**Information supplied**
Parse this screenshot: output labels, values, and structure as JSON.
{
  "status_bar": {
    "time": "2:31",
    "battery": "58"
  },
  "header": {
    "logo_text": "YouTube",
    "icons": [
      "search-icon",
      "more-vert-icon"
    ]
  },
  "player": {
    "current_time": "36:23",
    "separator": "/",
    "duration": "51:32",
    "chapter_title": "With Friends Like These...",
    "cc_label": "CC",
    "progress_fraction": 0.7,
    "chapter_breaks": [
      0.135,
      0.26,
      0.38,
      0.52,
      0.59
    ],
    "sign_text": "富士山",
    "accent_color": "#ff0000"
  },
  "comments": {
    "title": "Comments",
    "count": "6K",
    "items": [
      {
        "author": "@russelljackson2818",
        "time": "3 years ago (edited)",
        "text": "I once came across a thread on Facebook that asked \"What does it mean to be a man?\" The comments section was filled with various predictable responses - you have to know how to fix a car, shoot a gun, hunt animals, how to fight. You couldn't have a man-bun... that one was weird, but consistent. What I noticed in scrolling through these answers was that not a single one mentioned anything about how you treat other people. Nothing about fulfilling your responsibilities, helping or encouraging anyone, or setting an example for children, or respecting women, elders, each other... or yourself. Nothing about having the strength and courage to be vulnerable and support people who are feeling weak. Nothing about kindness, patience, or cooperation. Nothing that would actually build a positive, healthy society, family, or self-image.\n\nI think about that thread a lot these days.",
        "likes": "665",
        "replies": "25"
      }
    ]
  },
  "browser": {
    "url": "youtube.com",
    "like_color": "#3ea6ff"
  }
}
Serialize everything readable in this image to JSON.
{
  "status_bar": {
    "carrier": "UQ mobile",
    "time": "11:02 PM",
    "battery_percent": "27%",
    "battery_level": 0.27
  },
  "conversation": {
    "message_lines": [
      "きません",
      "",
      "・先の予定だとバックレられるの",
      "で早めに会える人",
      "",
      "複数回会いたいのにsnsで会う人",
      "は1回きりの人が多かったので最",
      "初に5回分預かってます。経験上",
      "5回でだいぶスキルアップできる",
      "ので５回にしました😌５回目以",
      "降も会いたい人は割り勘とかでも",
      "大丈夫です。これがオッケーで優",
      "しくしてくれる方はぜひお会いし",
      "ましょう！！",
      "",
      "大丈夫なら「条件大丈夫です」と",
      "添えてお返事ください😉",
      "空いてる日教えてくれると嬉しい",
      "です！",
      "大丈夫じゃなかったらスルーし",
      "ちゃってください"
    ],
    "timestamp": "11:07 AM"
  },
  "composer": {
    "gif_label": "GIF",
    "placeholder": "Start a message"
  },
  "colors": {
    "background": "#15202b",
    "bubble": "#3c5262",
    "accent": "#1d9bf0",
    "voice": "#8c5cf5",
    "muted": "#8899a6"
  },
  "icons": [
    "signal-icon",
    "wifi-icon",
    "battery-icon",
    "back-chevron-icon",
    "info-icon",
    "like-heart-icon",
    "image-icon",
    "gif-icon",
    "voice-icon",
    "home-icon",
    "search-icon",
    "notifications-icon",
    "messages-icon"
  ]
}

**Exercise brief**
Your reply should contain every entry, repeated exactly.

**Solved exercise**
Parse this screenshot: output labels, values, and structure as JSON.
{
  "status_bar": {
    "time": "2:31",
    "battery": "58"
  },
  "header": {
    "logo_text": "YouTube",
    "icons": [
      "search-icon",
      "more-vert-icon"
    ]
  },
  "player": {
    "current_time": "36:23",
    "separator": "/",
    "duration": "51:32",
    "chapter_title": "With Friends Like These...",
    "cc_label": "CC",
    "progress_fraction": 0.7,
    "chapter_breaks": [
      0.135,
      0.26,
      0.38,
      0.52,
      0.59
    ],
    "sign_text": "富士山",
    "accent_color": "#ff0000"
  },
  "comments": {
    "title": "Comments",
    "count": "6K",
    "items": [
      {
        "author": "@russelljackson2818",
        "time": "3 years ago (edited)",
        "text": "I once came across a thread on Facebook that asked \"What does it mean to be a man?\" The comments section was filled with various predictable responses - you have to know how to fix a car, shoot a gun, hunt animals, how to fight. You couldn't have a man-bun... that one was weird, but consistent. What I noticed in scrolling through these answers was that not a single one mentioned anything about how you treat other people. Nothing about fulfilling your responsibilities, helping or encouraging anyone, or setting an example for children, or respecting women, elders, each other... or yourself. Nothing about having the strength and courage to be vulnerable and support people who are feeling weak. Nothing about kindness, patience, or cooperation. Nothing that would actually build a positive, healthy society, family, or self-image.\n\nI think about that thread a lot these days.",
        "likes": "665",
        "replies": "25"
      }
    ]
  },
  "browser": {
    "url": "youtube.com",
    "like_color": "#3ea6ff"
  }
}
Serialize everything readable in this image to JSON.
{
  "status_bar": {
    "carrier": "UQ mobile",
    "time": "11:02 PM",
    "battery_percent": "27%",
    "battery_level": 0.27
  },
  "conversation": {
    "message_lines": [
      "きません",
      "",
      "・先の予定だとバックレられるの",
      "で早めに会える人",
      "",
      "複数回会いたいのにsnsで会う人",
      "は1回きりの人が多かったので最",
      "初に5回分預かってます。経験上",
      "5回でだいぶスキルアップできる",
      "ので５回にしました😌５回目以",
      "降も会いたい人は割り勘とかでも",
      "大丈夫です。これがオッケーで優",
      "しくしてくれる方はぜひお会いし",
      "ましょう！！",
      "",
      "大丈夫なら「条件大丈夫です」と",
      "添えてお返事ください😉",
      "空いてる日教えてくれると嬉しい",
      "です！",
      "大丈夫じゃなかったらスルーし",
      "ちゃってください"
    ],
    "timestamp": "11:07 AM"
  },
  "composer": {
    "gif_label": "GIF",
    "placeholder": "Start a message"
  },
  "colors": {
    "background": "#15202b",
    "bubble": "#3c5262",
    "accent": "#1d9bf0",
    "voice": "#8c5cf5",
    "muted": "#8899a6"
  },
  "icons": [
    "signal-icon",
    "wifi-icon",
    "battery-icon",
    "back-chevron-icon",
    "info-icon",
    "like-heart-icon",
    "image-icon",
    "gif-icon",
    "voice-icon",
    "home-icon",
    "search-icon",
    "notifications-icon",
    "messages-icon"
  ]
}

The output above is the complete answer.